How to complete this task
In the records that follow, locate every line with "Region" and extract it.

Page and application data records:
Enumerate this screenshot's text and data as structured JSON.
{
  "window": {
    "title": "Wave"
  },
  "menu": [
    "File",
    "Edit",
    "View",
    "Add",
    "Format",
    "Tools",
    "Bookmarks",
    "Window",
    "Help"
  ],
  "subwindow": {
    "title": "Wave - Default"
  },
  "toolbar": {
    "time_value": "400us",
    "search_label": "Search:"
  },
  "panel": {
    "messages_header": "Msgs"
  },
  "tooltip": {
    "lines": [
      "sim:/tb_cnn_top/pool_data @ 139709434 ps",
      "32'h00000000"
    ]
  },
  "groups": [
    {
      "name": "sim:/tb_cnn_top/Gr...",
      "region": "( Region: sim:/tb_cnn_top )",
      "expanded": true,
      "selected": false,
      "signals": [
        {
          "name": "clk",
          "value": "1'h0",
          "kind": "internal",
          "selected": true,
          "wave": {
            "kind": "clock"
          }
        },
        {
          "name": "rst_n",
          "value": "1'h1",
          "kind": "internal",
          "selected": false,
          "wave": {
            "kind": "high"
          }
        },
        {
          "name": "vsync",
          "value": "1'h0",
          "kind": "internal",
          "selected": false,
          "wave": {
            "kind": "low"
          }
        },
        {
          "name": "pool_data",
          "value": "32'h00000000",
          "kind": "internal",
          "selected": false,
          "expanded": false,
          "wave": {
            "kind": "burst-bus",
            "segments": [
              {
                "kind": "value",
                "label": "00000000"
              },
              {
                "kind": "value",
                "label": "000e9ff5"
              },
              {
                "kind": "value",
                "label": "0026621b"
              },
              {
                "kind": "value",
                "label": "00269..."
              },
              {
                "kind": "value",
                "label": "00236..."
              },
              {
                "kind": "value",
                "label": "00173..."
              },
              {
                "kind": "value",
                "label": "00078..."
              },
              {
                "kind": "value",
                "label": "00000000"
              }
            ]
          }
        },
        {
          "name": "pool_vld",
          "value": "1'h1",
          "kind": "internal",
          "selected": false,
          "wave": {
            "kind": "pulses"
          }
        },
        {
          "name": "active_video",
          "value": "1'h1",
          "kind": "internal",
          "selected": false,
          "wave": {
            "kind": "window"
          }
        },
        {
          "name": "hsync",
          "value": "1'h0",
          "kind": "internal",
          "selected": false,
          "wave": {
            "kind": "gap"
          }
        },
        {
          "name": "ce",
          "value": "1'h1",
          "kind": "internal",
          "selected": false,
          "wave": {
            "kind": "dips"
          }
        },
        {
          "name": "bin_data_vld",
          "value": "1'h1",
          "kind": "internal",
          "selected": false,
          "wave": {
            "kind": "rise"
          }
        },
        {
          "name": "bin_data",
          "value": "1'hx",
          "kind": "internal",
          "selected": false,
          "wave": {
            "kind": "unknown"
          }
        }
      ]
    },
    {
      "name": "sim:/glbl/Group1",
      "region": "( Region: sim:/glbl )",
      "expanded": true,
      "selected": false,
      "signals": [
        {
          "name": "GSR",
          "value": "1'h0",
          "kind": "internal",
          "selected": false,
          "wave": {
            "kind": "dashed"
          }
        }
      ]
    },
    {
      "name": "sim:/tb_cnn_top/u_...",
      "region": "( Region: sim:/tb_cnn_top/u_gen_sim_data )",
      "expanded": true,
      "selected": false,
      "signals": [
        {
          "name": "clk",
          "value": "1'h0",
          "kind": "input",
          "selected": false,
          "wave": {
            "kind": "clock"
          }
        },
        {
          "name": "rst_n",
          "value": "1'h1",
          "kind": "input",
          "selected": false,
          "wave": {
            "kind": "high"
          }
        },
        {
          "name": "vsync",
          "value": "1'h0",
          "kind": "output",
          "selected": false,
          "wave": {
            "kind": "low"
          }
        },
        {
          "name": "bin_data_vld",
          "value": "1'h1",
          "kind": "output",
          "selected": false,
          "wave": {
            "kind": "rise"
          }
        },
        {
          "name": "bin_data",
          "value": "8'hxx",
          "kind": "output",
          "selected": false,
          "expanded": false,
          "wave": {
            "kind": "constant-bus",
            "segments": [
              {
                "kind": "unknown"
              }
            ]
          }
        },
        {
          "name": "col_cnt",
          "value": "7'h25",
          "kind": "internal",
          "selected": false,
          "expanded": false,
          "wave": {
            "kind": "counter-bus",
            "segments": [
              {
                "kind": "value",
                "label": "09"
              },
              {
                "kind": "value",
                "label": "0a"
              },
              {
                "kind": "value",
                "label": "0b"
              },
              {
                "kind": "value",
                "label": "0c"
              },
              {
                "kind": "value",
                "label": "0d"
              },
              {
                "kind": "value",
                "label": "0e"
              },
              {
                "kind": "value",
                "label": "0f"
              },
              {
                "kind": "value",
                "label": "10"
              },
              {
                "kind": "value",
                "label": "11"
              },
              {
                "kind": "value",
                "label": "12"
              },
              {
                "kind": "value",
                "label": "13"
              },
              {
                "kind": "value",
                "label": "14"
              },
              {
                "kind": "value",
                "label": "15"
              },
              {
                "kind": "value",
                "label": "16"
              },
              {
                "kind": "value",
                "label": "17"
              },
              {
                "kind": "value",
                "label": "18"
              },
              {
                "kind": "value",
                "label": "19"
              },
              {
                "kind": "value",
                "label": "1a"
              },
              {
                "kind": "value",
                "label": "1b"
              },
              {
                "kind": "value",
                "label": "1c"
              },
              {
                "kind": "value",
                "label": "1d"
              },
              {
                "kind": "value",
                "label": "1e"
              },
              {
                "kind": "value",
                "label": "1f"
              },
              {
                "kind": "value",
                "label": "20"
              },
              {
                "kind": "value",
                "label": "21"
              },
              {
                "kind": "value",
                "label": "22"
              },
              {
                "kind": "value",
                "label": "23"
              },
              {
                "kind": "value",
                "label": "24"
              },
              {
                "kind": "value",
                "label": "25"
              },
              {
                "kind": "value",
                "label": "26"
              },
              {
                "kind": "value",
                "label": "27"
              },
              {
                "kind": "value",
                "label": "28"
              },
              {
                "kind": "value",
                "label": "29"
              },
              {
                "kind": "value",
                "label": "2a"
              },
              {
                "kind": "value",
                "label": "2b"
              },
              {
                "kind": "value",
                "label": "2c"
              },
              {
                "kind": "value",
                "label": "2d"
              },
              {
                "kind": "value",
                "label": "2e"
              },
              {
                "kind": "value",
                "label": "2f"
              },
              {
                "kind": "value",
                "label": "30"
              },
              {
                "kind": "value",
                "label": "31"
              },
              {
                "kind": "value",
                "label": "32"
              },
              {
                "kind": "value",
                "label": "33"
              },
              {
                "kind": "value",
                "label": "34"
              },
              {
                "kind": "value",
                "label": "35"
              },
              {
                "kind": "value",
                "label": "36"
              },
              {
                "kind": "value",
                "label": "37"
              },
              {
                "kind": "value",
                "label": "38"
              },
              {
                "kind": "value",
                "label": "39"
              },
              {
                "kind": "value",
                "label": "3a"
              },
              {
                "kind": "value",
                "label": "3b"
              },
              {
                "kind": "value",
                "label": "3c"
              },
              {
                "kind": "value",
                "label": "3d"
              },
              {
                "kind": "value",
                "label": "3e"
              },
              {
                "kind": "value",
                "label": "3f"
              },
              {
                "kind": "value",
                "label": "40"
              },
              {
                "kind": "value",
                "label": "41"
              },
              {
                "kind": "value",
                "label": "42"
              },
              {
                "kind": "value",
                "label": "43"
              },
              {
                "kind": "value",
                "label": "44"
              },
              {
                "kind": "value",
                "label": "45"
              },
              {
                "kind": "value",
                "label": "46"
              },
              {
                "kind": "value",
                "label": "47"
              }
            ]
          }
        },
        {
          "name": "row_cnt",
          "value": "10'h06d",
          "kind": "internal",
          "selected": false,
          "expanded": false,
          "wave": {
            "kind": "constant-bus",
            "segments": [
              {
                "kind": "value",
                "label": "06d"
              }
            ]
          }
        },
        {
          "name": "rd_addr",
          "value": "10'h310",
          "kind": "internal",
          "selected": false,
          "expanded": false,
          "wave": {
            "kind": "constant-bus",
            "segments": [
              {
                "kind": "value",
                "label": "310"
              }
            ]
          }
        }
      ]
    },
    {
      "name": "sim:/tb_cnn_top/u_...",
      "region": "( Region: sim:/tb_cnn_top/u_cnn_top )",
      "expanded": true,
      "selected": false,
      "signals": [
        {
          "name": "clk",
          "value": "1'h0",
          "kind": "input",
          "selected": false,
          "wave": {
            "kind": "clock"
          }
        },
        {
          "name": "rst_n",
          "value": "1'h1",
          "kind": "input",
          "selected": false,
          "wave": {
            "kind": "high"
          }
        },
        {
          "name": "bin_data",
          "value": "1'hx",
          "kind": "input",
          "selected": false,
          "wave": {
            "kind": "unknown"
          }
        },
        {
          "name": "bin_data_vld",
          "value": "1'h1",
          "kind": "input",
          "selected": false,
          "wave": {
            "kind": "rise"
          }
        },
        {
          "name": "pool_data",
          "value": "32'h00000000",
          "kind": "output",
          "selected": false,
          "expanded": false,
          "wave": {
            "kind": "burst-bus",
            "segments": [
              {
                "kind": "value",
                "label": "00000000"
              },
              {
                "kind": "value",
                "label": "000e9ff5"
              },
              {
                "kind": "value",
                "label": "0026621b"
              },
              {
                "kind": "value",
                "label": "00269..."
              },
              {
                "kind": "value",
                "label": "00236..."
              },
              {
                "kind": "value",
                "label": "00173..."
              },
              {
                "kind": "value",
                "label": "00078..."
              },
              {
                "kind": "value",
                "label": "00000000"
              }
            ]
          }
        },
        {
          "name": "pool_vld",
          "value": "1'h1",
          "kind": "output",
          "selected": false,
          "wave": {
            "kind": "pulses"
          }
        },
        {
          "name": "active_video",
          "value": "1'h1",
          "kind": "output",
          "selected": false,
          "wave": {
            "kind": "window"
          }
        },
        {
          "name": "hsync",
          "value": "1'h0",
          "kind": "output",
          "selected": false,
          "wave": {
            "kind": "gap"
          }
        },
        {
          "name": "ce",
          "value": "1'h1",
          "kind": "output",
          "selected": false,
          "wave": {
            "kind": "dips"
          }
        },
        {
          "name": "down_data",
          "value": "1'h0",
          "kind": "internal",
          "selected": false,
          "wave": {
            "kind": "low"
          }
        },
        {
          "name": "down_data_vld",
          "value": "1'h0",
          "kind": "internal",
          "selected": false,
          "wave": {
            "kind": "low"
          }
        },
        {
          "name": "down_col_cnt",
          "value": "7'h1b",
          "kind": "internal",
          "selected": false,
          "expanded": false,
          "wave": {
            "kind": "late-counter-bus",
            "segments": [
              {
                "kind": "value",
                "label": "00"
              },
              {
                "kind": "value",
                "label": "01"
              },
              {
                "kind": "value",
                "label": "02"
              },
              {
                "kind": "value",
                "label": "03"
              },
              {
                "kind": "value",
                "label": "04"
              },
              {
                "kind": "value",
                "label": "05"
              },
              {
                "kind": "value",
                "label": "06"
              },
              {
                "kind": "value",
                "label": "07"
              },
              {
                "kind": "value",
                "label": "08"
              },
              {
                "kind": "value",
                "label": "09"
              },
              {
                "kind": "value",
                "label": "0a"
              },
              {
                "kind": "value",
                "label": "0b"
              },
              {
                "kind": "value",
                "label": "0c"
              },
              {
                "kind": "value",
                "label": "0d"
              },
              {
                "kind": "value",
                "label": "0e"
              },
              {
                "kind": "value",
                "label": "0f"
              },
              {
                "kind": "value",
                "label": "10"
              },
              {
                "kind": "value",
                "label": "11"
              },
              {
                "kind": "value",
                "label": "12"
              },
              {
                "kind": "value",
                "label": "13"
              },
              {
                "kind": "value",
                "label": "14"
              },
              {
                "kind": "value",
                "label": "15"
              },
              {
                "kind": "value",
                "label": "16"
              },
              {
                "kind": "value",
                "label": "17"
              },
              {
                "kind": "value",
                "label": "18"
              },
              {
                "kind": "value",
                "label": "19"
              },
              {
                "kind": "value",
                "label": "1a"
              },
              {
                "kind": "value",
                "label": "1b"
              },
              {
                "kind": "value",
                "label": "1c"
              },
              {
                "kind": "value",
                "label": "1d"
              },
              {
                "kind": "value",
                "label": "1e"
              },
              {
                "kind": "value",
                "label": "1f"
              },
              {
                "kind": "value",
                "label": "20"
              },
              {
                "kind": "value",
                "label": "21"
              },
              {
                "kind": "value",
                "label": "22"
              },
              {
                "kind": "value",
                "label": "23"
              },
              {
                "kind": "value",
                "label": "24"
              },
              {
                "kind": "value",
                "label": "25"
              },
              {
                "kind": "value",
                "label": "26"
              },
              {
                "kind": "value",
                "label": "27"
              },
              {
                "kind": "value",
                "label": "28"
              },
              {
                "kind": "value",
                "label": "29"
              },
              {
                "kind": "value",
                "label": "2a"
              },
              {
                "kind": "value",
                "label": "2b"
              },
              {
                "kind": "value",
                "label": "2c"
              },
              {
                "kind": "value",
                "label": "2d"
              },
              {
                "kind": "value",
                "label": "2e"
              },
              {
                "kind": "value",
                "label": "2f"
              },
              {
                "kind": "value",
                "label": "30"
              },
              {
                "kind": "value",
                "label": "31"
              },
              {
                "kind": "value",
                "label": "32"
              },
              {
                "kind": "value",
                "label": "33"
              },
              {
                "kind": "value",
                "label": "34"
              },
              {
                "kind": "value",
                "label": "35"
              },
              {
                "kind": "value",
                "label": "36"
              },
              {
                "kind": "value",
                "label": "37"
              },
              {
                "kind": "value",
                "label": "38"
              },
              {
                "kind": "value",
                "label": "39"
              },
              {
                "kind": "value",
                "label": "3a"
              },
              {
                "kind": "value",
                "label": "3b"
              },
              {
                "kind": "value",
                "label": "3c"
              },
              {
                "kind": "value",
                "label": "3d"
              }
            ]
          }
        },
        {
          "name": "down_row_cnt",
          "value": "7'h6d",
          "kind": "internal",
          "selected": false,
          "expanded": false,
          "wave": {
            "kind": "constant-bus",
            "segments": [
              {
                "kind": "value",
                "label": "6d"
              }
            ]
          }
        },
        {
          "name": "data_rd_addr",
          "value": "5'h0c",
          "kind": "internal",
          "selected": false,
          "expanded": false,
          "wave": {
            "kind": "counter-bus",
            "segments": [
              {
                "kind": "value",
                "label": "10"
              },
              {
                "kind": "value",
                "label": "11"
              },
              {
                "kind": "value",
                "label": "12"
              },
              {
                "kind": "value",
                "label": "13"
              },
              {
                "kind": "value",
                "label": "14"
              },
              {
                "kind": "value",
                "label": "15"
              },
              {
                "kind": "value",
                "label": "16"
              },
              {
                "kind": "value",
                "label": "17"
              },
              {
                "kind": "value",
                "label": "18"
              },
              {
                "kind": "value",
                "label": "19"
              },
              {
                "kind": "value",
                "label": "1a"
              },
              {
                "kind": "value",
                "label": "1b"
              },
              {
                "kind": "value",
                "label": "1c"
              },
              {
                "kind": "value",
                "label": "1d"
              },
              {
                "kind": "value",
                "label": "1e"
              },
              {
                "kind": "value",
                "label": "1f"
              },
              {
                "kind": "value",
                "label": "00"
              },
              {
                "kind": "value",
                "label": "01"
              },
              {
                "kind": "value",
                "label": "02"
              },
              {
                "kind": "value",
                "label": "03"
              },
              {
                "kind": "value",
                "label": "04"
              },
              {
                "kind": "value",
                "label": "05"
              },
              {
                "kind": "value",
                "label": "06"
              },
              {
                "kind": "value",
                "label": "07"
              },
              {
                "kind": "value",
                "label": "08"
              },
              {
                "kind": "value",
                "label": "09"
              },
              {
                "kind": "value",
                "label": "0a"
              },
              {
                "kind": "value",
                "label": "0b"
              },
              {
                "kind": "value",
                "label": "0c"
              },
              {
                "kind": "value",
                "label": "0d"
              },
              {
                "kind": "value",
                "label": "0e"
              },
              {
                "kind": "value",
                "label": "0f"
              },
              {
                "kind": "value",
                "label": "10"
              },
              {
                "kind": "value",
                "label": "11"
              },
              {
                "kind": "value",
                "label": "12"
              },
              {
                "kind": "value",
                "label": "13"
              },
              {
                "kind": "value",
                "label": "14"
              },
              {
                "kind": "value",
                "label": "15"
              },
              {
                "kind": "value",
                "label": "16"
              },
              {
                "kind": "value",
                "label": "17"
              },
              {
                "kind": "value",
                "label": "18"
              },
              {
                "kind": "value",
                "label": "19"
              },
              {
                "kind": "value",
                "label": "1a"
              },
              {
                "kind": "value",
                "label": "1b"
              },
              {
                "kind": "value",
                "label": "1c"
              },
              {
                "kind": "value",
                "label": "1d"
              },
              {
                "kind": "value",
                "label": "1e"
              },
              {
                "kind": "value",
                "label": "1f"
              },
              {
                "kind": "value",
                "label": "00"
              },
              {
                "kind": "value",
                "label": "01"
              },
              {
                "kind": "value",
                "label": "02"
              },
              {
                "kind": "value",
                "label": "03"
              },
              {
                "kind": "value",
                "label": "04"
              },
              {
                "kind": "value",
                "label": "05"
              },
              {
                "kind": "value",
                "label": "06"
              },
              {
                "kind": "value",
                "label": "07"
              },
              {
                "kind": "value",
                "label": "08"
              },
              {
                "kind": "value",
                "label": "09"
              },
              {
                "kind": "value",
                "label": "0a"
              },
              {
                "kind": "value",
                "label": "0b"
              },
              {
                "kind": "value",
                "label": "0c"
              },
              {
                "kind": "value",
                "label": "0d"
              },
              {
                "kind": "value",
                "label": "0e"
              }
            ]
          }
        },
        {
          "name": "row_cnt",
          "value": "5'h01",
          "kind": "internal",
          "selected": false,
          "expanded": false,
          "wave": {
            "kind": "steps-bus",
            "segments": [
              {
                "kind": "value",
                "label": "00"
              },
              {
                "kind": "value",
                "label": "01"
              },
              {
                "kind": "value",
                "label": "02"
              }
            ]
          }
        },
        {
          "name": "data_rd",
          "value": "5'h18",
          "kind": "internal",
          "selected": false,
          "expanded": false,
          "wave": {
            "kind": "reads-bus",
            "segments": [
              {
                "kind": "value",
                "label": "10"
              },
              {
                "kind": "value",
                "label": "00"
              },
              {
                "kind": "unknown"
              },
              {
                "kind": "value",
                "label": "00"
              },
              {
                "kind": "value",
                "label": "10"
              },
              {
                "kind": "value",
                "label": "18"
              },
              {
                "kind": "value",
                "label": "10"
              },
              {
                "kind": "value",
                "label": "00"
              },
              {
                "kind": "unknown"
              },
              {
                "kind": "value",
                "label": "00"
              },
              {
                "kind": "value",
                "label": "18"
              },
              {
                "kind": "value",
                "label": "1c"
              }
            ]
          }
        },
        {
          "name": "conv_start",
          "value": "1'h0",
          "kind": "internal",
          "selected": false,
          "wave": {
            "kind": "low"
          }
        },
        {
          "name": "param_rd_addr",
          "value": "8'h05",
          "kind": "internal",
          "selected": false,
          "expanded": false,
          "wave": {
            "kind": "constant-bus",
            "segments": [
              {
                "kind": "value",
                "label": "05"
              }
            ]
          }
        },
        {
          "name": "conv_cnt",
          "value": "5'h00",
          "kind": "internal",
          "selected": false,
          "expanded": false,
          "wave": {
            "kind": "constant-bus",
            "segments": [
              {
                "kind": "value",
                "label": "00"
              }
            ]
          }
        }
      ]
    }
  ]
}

Task solution
      "region": "( Region: sim:/tb_cnn_top )",
      "region": "( Region: sim:/glbl )",
      "region": "( Region: sim:/tb_cnn_top/u_gen_sim_data )",
      "region": "( Region: sim:/tb_cnn_top/u_cnn_top )",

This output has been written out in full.